▶ Work request
Go through the lines below and repeat each one exactly, skipping pictures.

▶ Data records
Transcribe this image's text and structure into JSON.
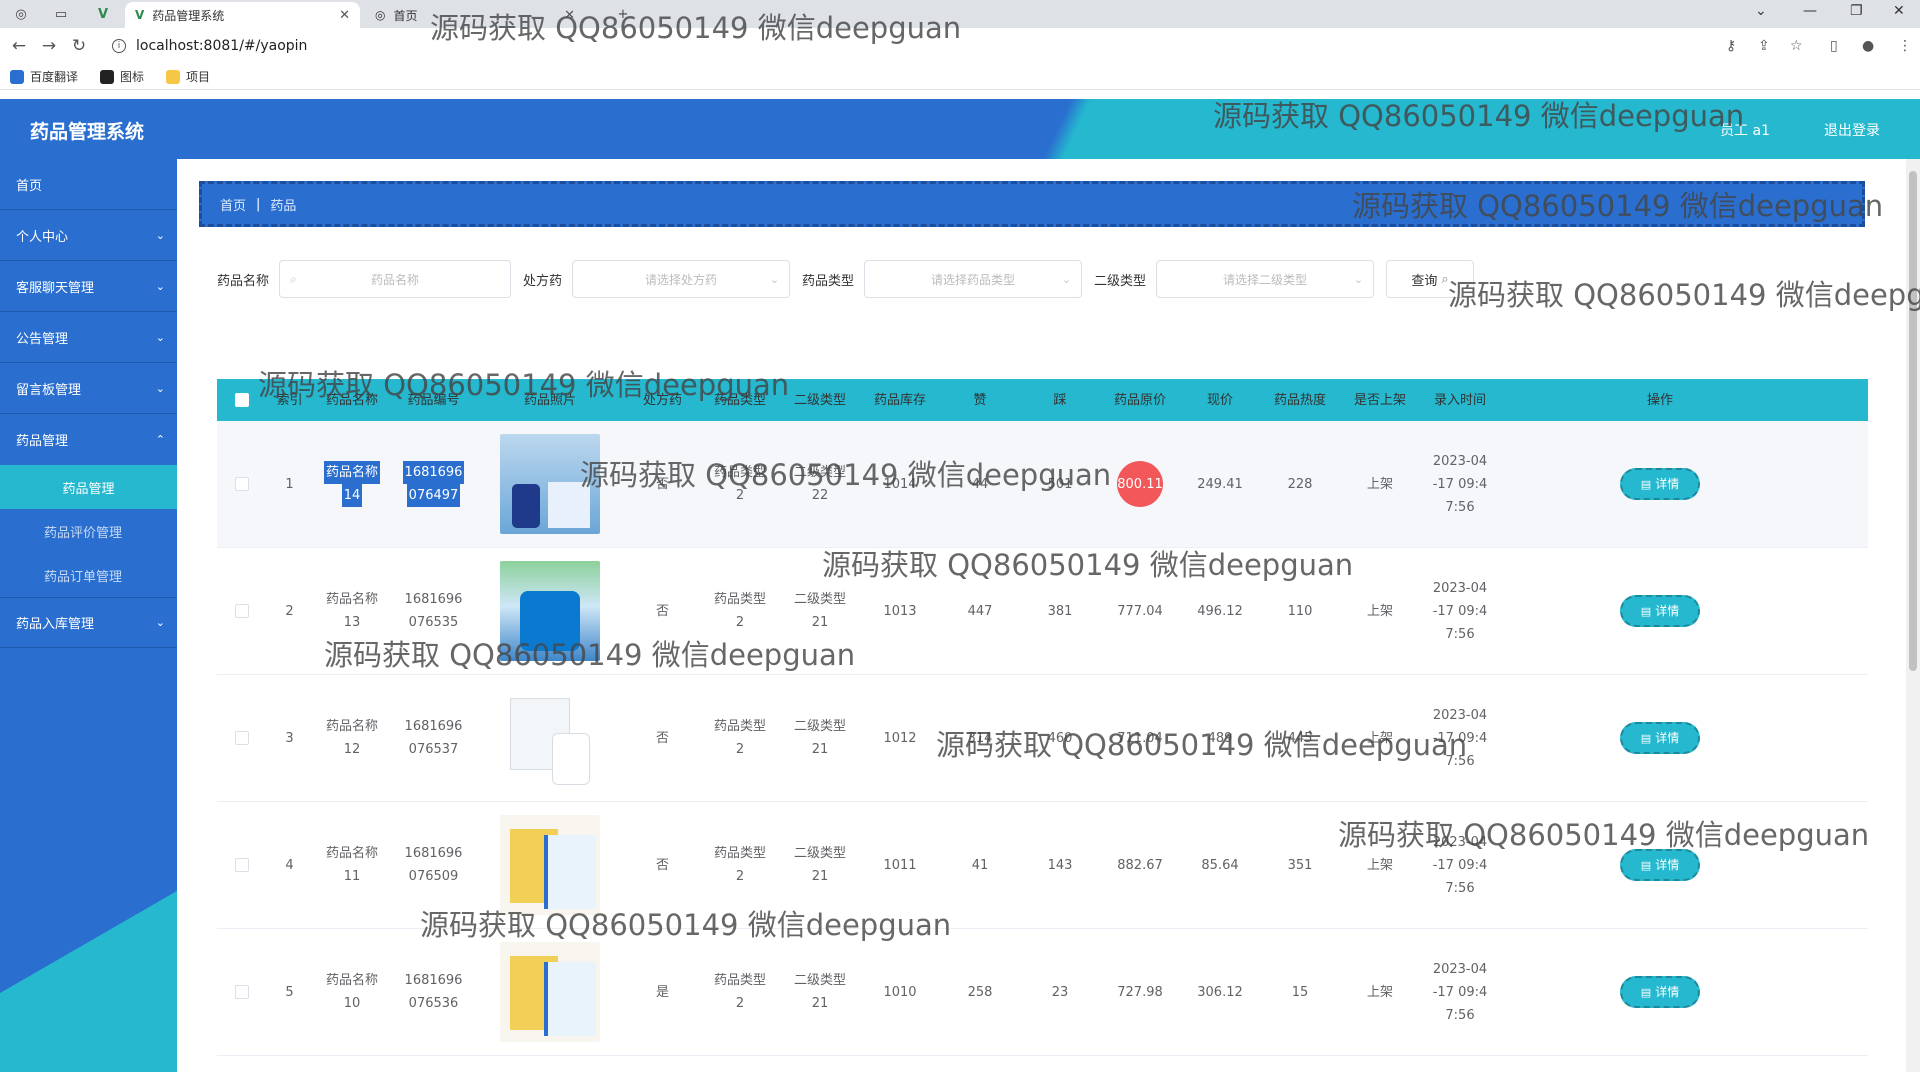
{
  "browser": {
    "tabs": [
      {
        "label": "药品管理系统",
        "active": true
      },
      {
        "label": "首页",
        "active": false
      }
    ],
    "new_tab": "+",
    "url": "localhost:8081/#/yaopin",
    "bookmarks": [
      "百度翻译",
      "图标",
      "项目"
    ]
  },
  "header": {
    "title": "药品管理系统",
    "user": "员工 a1",
    "logout": "退出登录"
  },
  "sidebar": {
    "items": [
      {
        "label": "首页",
        "expandable": false
      },
      {
        "label": "个人中心",
        "expandable": true
      },
      {
        "label": "客服聊天管理",
        "expandable": true
      },
      {
        "label": "公告管理",
        "expandable": true
      },
      {
        "label": "留言板管理",
        "expandable": true
      },
      {
        "label": "药品管理",
        "expandable": true
      },
      {
        "label": "药品入库管理",
        "expandable": true
      }
    ],
    "submenu": [
      {
        "label": "药品管理",
        "active": true
      },
      {
        "label": "药品评价管理",
        "active": false
      },
      {
        "label": "药品订单管理",
        "active": false
      }
    ]
  },
  "breadcrumb": [
    "首页",
    "药品"
  ],
  "search": {
    "name_label": "药品名称",
    "name_placeholder": "药品名称",
    "rx_label": "处方药",
    "rx_placeholder": "请选择处方药",
    "type_label": "药品类型",
    "type_placeholder": "请选择药品类型",
    "sub_label": "二级类型",
    "sub_placeholder": "请选择二级类型",
    "query_button": "查询"
  },
  "table": {
    "headers": [
      "索引",
      "药品名称",
      "药品编号",
      "药品照片",
      "处方药",
      "药品类型",
      "二级类型",
      "药品库存",
      "赞",
      "踩",
      "药品原价",
      "现价",
      "药品热度",
      "是否上架",
      "录入时间",
      "操作"
    ],
    "detail_label": "详情",
    "rows": [
      {
        "index": "1",
        "name": [
          "药品名称",
          "14"
        ],
        "code": [
          "1681696",
          "076497"
        ],
        "rx": "否",
        "type": [
          "药品类型",
          "2"
        ],
        "sub": [
          "二级类型",
          "22"
        ],
        "stock": "1014",
        "up": "44",
        "down": "501",
        "orig": "800.11",
        "now": "249.41",
        "heat": "228",
        "shelf": "上架",
        "time": [
          "2023-04",
          "-17 09:4",
          "7:56"
        ]
      },
      {
        "index": "2",
        "name": [
          "药品名称",
          "13"
        ],
        "code": [
          "1681696",
          "076535"
        ],
        "rx": "否",
        "type": [
          "药品类型",
          "2"
        ],
        "sub": [
          "二级类型",
          "21"
        ],
        "stock": "1013",
        "up": "447",
        "down": "381",
        "orig": "777.04",
        "now": "496.12",
        "heat": "110",
        "shelf": "上架",
        "time": [
          "2023-04",
          "-17 09:4",
          "7:56"
        ]
      },
      {
        "index": "3",
        "name": [
          "药品名称",
          "12"
        ],
        "code": [
          "1681696",
          "076537"
        ],
        "rx": "否",
        "type": [
          "药品类型",
          "2"
        ],
        "sub": [
          "二级类型",
          "21"
        ],
        "stock": "1012",
        "up": "314",
        "down": "460",
        "orig": "711.04",
        "now": "489",
        "heat": "445",
        "shelf": "上架",
        "time": [
          "2023-04",
          "-17 09:4",
          "7:56"
        ]
      },
      {
        "index": "4",
        "name": [
          "药品名称",
          "11"
        ],
        "code": [
          "1681696",
          "076509"
        ],
        "rx": "否",
        "type": [
          "药品类型",
          "2"
        ],
        "sub": [
          "二级类型",
          "21"
        ],
        "stock": "1011",
        "up": "41",
        "down": "143",
        "orig": "882.67",
        "now": "85.64",
        "heat": "351",
        "shelf": "上架",
        "time": [
          "2023-04",
          "-17 09:4",
          "7:56"
        ]
      },
      {
        "index": "5",
        "name": [
          "药品名称",
          "10"
        ],
        "code": [
          "1681696",
          "076536"
        ],
        "rx": "是",
        "type": [
          "药品类型",
          "2"
        ],
        "sub": [
          "二级类型",
          "21"
        ],
        "stock": "1010",
        "up": "258",
        "down": "23",
        "orig": "727.98",
        "now": "306.12",
        "heat": "15",
        "shelf": "上架",
        "time": [
          "2023-04",
          "-17 09:4",
          "7:56"
        ]
      }
    ]
  },
  "watermark": "源码获取 QQ86050149 微信deepguan",
  "icons": {
    "search": "search-icon",
    "select_arrow": "chevron-down-icon",
    "detail": "document-icon",
    "menu_chevron": "chevron-down-icon"
  },
  "colors": {
    "primary_blue": "#2a6fcf",
    "accent_cyan": "#25b8cf",
    "click_marker": "#f2575a"
  }
}
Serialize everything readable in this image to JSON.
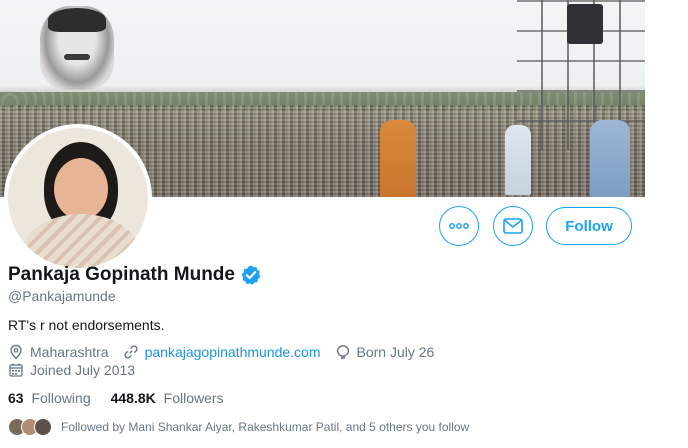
{
  "profile": {
    "name": "Pankaja Gopinath Munde",
    "handle": "@Pankajamunde",
    "bio": "RT's r not endorsements.",
    "location": "Maharashtra",
    "website": "pankajagopinathmunde.com",
    "born": "Born July 26",
    "joined": "Joined July 2013",
    "verified": true
  },
  "stats": {
    "following_count": "63",
    "following_label": "Following",
    "followers_count": "448.8K",
    "followers_label": "Followers"
  },
  "actions": {
    "follow_label": "Follow",
    "more_icon": "more-icon",
    "message_icon": "envelope-icon"
  },
  "followed_by": "Followed by Mani Shankar Aiyar, Rakeshkumar Patil, and 5 others you follow",
  "colors": {
    "accent": "#1da1f2",
    "link": "#1b95e0",
    "secondary_text": "#657786",
    "primary_text": "#14171a"
  }
}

▶ Result below
Transcribe this image's text and structure into JSON.
{
  "browser": {
    "tabs": [
      {
        "label": "药品管理系统",
        "active": true
      },
      {
        "label": "首页",
        "active": false
      }
    ],
    "new_tab": "+",
    "url": "localhost:8081/#/yaopin",
    "bookmarks": [
      "百度翻译",
      "图标",
      "项目"
    ]
  },
  "header": {
    "title": "药品管理系统",
    "user": "员工 a1",
    "logout": "退出登录"
  },
  "sidebar": {
    "items": [
      {
        "label": "首页",
        "expandable": false
      },
      {
        "label": "个人中心",
        "expandable": true
      },
      {
        "label": "客服聊天管理",
        "expandable": true
      },
      {
        "label": "公告管理",
        "expandable": true
      },
      {
        "label": "留言板管理",
        "expandable": true
      },
      {
        "label": "药品管理",
        "expandable": true
      },
      {
        "label": "药品入库管理",
        "expandable": true
      }
    ],
    "submenu": [
      {
        "label": "药品管理",
        "active": true
      },
      {
        "label": "药品评价管理",
        "active": false
      },
      {
        "label": "药品订单管理",
        "active": false
      }
    ]
  },
  "breadcrumb": [
    "首页",
    "药品"
  ],
  "search": {
    "name_label": "药品名称",
    "name_placeholder": "药品名称",
    "rx_label": "处方药",
    "rx_placeholder": "请选择处方药",
    "type_label": "药品类型",
    "type_placeholder": "请选择药品类型",
    "sub_label": "二级类型",
    "sub_placeholder": "请选择二级类型",
    "query_button": "查询"
  },
  "table": {
    "headers": [
      "索引",
      "药品名称",
      "药品编号",
      "药品照片",
      "处方药",
      "药品类型",
      "二级类型",
      "药品库存",
      "赞",
      "踩",
      "药品原价",
      "现价",
      "药品热度",
      "是否上架",
      "录入时间",
      "操作"
    ],
    "detail_label": "详情",
    "rows": [
      {
        "index": "1",
        "name": [
          "药品名称",
          "14"
        ],
        "code": [
          "1681696",
          "076497"
        ],
        "rx": "否",
        "type": [
          "药品类型",
          "2"
        ],
        "sub": [
          "二级类型",
          "22"
        ],
        "stock": "1014",
        "up": "44",
        "down": "501",
        "orig": "800.11",
        "now": "249.41",
        "heat": "228",
        "shelf": "上架",
        "time": [
          "2023-04",
          "-17 09:4",
          "7:56"
        ]
      },
      {
        "index": "2",
        "name": [
          "药品名称",
          "13"
        ],
        "code": [
          "1681696",
          "076535"
        ],
        "rx": "否",
        "type": [
          "药品类型",
          "2"
        ],
        "sub": [
          "二级类型",
          "21"
        ],
        "stock": "1013",
        "up": "447",
        "down": "381",
        "orig": "777.04",
        "now": "496.12",
        "heat": "110",
        "shelf": "上架",
        "time": [
          "2023-04",
          "-17 09:4",
          "7:56"
        ]
      },
      {
        "index": "3",
        "name": [
          "药品名称",
          "12"
        ],
        "code": [
          "1681696",
          "076537"
        ],
        "rx": "否",
        "type": [
          "药品类型",
          "2"
        ],
        "sub": [
          "二级类型",
          "21"
        ],
        "stock": "1012",
        "up": "314",
        "down": "460",
        "orig": "711.04",
        "now": "489",
        "heat": "445",
        "shelf": "上架",
        "time": [
          "2023-04",
          "-17 09:4",
          "7:56"
        ]
      },
      {
        "index": "4",
        "name": [
          "药品名称",
          "11"
        ],
        "code": [
          "1681696",
          "076509"
        ],
        "rx": "否",
        "type": [
          "药品类型",
          "2"
        ],
        "sub": [
          "二级类型",
          "21"
        ],
        "stock": "1011",
        "up": "41",
        "down": "143",
        "orig": "882.67",
        "now": "85.64",
        "heat": "351",
        "shelf": "上架",
        "time": [
          "2023-04",
          "-17 09:4",
          "7:56"
        ]
      },
      {
        "index": "5",
        "name": [
          "药品名称",
          "10"
        ],
        "code": [
          "1681696",
          "076536"
        ],
        "rx": "是",
        "type": [
          "药品类型",
          "2"
        ],
        "sub": [
          "二级类型",
          "21"
        ],
        "stock": "1010",
        "up": "258",
        "down": "23",
        "orig": "727.98",
        "now": "306.12",
        "heat": "15",
        "shelf": "上架",
        "time": [
          "2023-04",
          "-17 09:4",
          "7:56"
        ]
      }
    ]
  },
  "watermark": "源码获取 QQ86050149 微信deepguan",
  "icons": {
    "search": "search-icon",
    "select_arrow": "chevron-down-icon",
    "detail": "document-icon",
    "menu_chevron": "chevron-down-icon"
  },
  "colors": {
    "primary_blue": "#2a6fcf",
    "accent_cyan": "#25b8cf",
    "click_marker": "#f2575a"
  }
}
Serialize everything readable in this image to JSON.
{
  "profile": {
    "name": "Pankaja Gopinath Munde",
    "handle": "@Pankajamunde",
    "bio": "RT's r not endorsements.",
    "location": "Maharashtra",
    "website": "pankajagopinathmunde.com",
    "born": "Born July 26",
    "joined": "Joined July 2013",
    "verified": true
  },
  "stats": {
    "following_count": "63",
    "following_label": "Following",
    "followers_count": "448.8K",
    "followers_label": "Followers"
  },
  "actions": {
    "follow_label": "Follow",
    "more_icon": "more-icon",
    "message_icon": "envelope-icon"
  },
  "followed_by": "Followed by Mani Shankar Aiyar, Rakeshkumar Patil, and 5 others you follow",
  "colors": {
    "accent": "#1da1f2",
    "link": "#1b95e0",
    "secondary_text": "#657786",
    "primary_text": "#14171a"
  }
}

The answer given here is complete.